It's important to notice in connection with John the Baptist that he was unafraid to “rebuke” Herod “for all the evil things that [he] had done.” (Luke 3:19) John models for us what it looks like courageously to speak truth to power, and he paid a steep price for the courage of his convictions, both here in the conclusion of today’s reading when Herod throws John in prison and later on when he executes John for opposing him. Naturally prophetic truth isn’t welcomed by those abusing their power, and prophetic voices are often silenced for their troubles. As we remember for instance this weekend, the reason why the Rev. Dr. Martin Luther King Jr. was killed at the age of 39.
But even when it takes far too long, even when they do far too much damage along the way, tyrants eventually fall. Young Mary - Jesus’ mother, John’s auntie - she just sang about this a couple chapters ago, remember? Back in Luke 1, after hearing she would give birth to Jesus, she voiced another prophetic word that holds both good news and bad, depending on where we stand when we hear it. Mary sang of good news for the lowly, the hungry, and the poor that would simultaneously be bad news for the rich, the proud, and the powerful. All at God’s hands. All tied to the birth of her son.
Meanwhile, as we wait for God’s intervention to pull all the tyrants from their thrones, what should we do? According to John the Baptist, above all we should get our own act together. We should repent.
There’s so much that should be prompting our repentance, not just individually, but collectively. As a nation founded on genocide and slavery, as an American Church that far too often has chosen to side with white privilege and white supremacy over God’s justice for all God’s children, as a global Church whose history is littered with abuses of power.
And when we need something smaller scale and more concrete to focus on in the midst of these enormous projects of repentance? As we’ve seen, John offers us other challenges to tackle along the way too. In a world full of lies, let’s be truthful. In a culture of excess, let’s be content with enough. Let’s wield our power and privilege responsibly, not taking advantage of others. Let’s be peaceful. And generous.
In this high-stakes time, we already know we’ve got work to do. I believe that’s why some of us are drawn to prophets like John who tell us the truth about the condition of our lives and our world.
Now certainly, it’s easy to feel helpless, as we live through the disaster movie script we seem to find ourselves in right now. But we also believe in a God with whom nothing is impossible. A God who promises that one day “the crooked shall be made straight, and the rough ways made smooth; and all flesh shall see the salvation of God.” (Luke 3:5-6)
Which means, with God’s help, we might just be able to turn this Titanic around. But we’ll need to hear and accept the truth from God’s prophets, however uncomfortable it makes us, rather than being fed a pack of lies. We’ll need to speak out against tyranny, no matter how fearful or angry it makes the tyrants. Both individually and as communities, we’ll need to repent. And then don’t forget the smaller scale stuff - if we have more clothes, more food than we really need, let’s share it. Let’s be peaceful, be satisfied with enough, be generous. Let’s use our power and privilege for the benefit of others. Let’s tell the truth. Let’s show ourselves, as God’s people, to be substantial: fruitful trees and grain-heavy wheat.
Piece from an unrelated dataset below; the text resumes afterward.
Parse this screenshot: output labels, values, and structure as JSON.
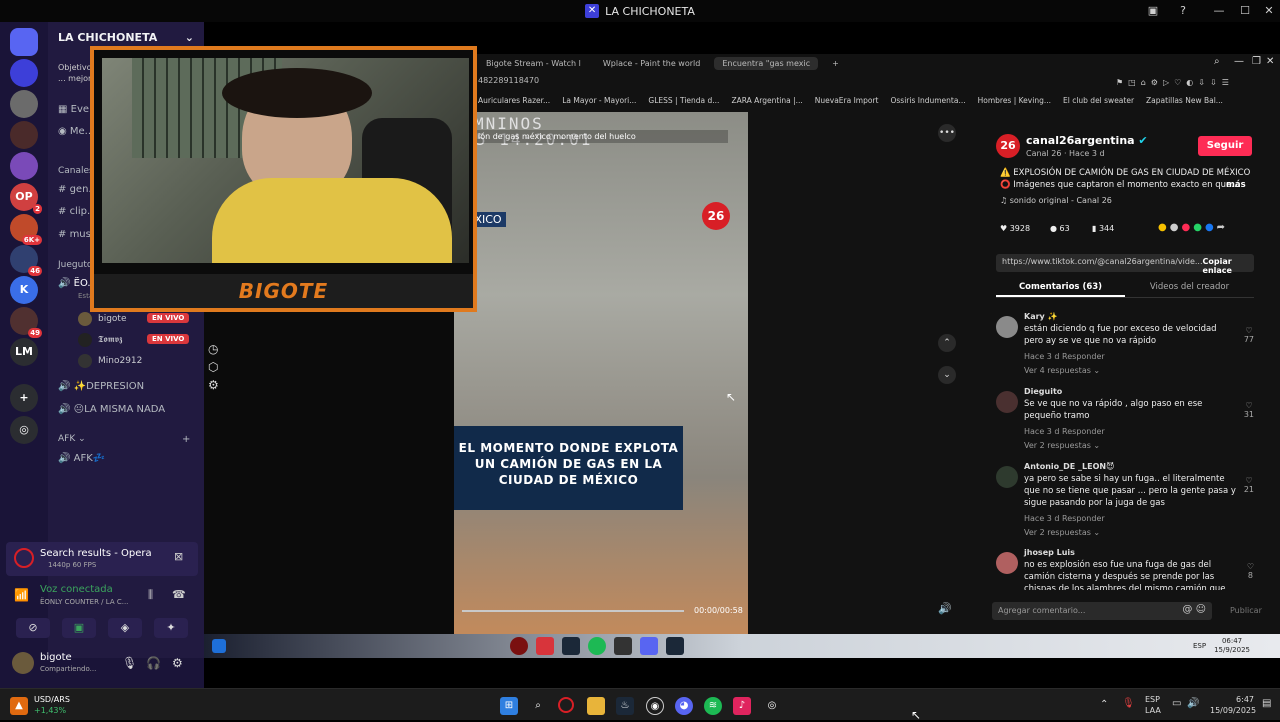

“What should we do?” John assures us there’s plenty we can do. Let all of us who have ears to hear, hear. Amen.